14 April 2014

Windows XP has never been safe, so nothing has really changed.

Windows XP has never been a secure and stable operating system. It will show our favorite blue screen of death every so often and tech staff know to re-install the operating system or restore from a backup every few months to keep it fresh. Yes, over the years there have been hundreds of worms that have snuck their way through despite Microsoft security support, so using XP without virus or spyware protection is just asking for trouble. However, despite all of the issues, Windows XP has always been "good enough" to get the job done. Even with Microsoft dropping support, there is no more rush to upgrade today than there was yesterday.

The amount of FUD and dire warnings circling about XP today is pure nonsense. You are running decade old software and just because the manufacturer has moved on does not make it any better or worse. For the few remaining XP die-hards, you just need a plan for how to use it safely. Heck, even the IRS plans to continue to use XP beyond the death date and we all know what a stickler for deadlines they are.

Personally, the only place I touch XP today is in a virtual machine for running old versions of software. For my core personal systems I have long since moved on with Windows 7/8.1, OS X or my favorite Linux flavor of the week. Most of the corporate installations of XP are in VM's and devices, such as the tens of thousands of ATM's still relying on the software.
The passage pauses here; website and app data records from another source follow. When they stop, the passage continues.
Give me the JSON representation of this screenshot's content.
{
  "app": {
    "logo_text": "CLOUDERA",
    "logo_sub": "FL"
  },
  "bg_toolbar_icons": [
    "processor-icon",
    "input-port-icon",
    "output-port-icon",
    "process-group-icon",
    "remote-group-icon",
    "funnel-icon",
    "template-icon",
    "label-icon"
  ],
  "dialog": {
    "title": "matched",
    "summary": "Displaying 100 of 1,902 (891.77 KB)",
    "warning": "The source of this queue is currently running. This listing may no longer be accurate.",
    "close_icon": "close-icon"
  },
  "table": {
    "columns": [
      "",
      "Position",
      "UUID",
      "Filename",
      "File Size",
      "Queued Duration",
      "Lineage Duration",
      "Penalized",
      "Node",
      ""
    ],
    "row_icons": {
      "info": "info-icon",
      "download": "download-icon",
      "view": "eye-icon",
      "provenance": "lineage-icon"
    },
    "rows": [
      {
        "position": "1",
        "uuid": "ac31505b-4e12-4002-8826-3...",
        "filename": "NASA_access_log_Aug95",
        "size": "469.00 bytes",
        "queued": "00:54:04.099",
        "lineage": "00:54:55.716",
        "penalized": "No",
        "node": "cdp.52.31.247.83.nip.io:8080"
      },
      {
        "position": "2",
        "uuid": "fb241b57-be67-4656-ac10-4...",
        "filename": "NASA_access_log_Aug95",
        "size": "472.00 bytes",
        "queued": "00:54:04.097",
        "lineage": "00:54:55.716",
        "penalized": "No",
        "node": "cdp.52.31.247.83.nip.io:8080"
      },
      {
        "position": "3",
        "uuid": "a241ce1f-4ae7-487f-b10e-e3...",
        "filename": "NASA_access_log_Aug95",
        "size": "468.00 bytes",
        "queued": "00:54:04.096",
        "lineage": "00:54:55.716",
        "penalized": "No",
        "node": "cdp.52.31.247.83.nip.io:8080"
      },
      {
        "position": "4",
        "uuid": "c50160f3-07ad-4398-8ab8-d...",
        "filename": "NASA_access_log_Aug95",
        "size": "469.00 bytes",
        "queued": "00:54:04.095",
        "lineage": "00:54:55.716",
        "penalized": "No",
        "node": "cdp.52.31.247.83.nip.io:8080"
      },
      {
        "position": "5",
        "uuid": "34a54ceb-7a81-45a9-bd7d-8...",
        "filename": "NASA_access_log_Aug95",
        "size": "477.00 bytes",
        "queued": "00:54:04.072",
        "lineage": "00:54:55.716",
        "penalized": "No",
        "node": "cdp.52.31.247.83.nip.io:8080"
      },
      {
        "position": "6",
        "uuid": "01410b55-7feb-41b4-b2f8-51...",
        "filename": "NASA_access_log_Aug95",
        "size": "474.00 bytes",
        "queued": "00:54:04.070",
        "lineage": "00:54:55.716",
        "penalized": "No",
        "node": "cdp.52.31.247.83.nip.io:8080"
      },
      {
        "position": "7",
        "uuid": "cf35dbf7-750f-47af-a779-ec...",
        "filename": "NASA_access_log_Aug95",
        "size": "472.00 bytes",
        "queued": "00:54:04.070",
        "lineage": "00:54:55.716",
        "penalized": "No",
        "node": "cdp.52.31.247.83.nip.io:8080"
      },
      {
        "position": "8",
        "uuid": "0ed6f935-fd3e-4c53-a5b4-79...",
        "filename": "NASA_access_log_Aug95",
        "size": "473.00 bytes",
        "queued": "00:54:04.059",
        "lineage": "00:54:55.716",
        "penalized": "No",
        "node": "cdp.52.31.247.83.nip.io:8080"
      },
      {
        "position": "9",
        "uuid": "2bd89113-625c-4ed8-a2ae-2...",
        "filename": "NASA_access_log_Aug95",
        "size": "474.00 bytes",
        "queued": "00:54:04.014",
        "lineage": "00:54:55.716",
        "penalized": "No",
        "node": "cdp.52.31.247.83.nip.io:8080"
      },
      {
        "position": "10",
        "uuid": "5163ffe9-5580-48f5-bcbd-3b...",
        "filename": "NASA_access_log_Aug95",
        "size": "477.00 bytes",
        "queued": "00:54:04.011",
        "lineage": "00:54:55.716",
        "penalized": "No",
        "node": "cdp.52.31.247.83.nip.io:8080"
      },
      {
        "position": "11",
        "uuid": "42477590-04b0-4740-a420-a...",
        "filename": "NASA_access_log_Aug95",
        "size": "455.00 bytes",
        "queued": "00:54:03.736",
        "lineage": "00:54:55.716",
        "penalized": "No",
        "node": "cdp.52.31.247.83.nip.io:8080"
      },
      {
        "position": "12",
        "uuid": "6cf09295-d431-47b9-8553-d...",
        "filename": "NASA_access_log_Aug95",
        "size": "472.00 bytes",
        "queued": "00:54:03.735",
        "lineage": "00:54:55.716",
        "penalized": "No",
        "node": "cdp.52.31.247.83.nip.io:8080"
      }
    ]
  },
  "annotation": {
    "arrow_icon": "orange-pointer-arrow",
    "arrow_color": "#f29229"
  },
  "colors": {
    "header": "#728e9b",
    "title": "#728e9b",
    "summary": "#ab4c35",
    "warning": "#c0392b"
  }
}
Yes, you read that right. Banks everywhere have been using software that has always been insecure and temperamental to handle your money and they continue to do so today. They can get away with this because those machines are not directly connected to the internet - they are hidden behind firewalls and routers that are inaccessible to the naughty bits floating on the TCP/IP pipes. Microsoft not releasing updates does not impact them because they were not applying those updates anyway.
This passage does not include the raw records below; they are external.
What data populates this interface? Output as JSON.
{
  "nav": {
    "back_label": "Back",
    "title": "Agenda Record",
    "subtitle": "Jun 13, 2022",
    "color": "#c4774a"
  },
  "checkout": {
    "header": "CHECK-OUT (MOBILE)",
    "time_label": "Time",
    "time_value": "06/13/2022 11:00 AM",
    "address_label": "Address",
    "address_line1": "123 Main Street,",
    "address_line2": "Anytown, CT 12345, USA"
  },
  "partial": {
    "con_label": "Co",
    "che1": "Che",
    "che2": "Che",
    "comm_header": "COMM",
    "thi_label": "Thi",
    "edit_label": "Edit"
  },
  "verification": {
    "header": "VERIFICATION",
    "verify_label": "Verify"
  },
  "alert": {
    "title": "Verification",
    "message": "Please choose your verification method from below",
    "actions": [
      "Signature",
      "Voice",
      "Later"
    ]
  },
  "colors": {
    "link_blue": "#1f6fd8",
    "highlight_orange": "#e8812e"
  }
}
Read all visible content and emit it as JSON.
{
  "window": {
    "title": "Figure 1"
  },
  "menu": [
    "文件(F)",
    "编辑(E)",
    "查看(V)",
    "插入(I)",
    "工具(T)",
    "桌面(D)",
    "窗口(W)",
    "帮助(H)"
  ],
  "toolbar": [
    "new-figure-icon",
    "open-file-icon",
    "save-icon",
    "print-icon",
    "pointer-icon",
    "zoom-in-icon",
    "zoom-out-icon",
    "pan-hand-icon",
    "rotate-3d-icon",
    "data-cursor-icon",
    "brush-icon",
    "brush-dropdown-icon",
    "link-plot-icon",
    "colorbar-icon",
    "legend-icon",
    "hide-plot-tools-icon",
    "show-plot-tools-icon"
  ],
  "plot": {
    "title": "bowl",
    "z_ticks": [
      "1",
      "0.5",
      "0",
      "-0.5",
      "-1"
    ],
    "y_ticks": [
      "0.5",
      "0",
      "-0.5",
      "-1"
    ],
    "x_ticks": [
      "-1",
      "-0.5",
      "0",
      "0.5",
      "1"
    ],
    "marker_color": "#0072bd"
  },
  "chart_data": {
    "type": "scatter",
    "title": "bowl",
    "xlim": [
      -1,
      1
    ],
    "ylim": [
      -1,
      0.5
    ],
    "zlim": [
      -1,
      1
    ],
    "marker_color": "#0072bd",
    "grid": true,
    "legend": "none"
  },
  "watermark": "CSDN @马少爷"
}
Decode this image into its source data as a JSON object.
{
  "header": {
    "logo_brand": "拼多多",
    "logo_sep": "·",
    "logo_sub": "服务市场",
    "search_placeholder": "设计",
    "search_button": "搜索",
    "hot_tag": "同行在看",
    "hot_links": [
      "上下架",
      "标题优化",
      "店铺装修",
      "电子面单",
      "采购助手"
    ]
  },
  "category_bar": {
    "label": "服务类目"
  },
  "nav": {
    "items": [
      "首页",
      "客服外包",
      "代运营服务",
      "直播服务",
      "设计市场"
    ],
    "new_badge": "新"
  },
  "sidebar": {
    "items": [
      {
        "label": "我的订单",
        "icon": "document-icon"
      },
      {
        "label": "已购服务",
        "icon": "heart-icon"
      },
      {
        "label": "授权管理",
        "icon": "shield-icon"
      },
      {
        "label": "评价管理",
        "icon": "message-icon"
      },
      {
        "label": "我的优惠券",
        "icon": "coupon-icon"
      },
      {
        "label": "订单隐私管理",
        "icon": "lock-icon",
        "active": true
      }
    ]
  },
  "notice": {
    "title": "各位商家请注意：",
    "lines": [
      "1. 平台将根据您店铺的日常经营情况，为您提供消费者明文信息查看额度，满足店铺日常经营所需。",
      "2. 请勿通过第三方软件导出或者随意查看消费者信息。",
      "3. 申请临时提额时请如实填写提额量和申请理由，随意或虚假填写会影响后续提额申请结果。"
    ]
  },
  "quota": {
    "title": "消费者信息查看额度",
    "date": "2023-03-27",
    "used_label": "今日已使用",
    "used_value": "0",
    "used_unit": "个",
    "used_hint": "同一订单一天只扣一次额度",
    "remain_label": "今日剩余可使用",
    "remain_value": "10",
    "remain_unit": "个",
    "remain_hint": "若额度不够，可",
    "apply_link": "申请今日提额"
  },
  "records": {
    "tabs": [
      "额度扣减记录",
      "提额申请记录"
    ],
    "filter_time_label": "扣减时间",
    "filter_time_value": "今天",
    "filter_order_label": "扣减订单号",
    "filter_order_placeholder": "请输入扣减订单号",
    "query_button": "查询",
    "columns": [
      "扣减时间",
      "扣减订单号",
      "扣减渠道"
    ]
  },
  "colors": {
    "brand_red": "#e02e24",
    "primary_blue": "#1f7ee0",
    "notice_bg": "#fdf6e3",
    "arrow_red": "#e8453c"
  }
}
Speaking of which ... Ending Microsoft updates does us a favor, in a way. Constantly installing and rebooting a VM when we only turn the sucker on ever few weeks is an unnecessary hassle for something used so infrequently.

Even if you have an old XP machine sitting around that you do not want to part with, you can keep it as safe as it has ever been. Here is a wonderful article that covers all your bases and this is the short version: Make certain it is behind a firewall, has security software installed and take regular backups of your information. That is pretty much all there is to it. Yes, if you are browsing for porn on that machine then the system will probably not last for more than 15 minutes but you already knew that.
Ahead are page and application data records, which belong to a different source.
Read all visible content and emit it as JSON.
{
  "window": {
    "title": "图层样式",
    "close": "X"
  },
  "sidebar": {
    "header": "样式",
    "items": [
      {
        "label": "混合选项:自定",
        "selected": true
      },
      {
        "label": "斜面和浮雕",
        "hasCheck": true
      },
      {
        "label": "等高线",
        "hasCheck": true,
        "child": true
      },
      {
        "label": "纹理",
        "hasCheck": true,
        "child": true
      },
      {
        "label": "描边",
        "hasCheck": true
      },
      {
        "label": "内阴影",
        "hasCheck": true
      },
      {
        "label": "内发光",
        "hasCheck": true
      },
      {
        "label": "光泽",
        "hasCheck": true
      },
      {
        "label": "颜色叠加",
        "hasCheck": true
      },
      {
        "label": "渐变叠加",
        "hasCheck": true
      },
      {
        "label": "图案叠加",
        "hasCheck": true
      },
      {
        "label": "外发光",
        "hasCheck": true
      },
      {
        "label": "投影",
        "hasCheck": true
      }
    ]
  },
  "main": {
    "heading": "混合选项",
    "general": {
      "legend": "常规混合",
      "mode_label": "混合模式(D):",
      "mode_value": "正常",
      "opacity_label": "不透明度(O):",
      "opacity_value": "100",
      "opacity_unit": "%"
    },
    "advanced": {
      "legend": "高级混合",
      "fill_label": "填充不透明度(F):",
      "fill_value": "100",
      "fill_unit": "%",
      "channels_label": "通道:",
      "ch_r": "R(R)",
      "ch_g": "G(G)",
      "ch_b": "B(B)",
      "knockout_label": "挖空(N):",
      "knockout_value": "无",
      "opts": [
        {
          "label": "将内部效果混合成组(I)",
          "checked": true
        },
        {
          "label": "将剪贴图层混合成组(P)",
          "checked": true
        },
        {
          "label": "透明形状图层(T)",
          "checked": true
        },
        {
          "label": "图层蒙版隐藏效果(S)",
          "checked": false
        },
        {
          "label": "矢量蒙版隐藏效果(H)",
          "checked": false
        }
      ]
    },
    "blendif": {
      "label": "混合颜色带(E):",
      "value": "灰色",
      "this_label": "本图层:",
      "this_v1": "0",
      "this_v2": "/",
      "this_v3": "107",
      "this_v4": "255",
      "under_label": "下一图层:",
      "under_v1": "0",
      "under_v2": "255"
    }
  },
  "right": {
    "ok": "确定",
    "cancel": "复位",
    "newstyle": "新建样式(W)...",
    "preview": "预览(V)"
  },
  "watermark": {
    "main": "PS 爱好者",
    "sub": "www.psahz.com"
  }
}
Yes, I would recommend moving to a newer operating system, but there is no need to fret over all of the dire warnings about poor little Windows XP. It will be around for years to come and still be just as messy as always.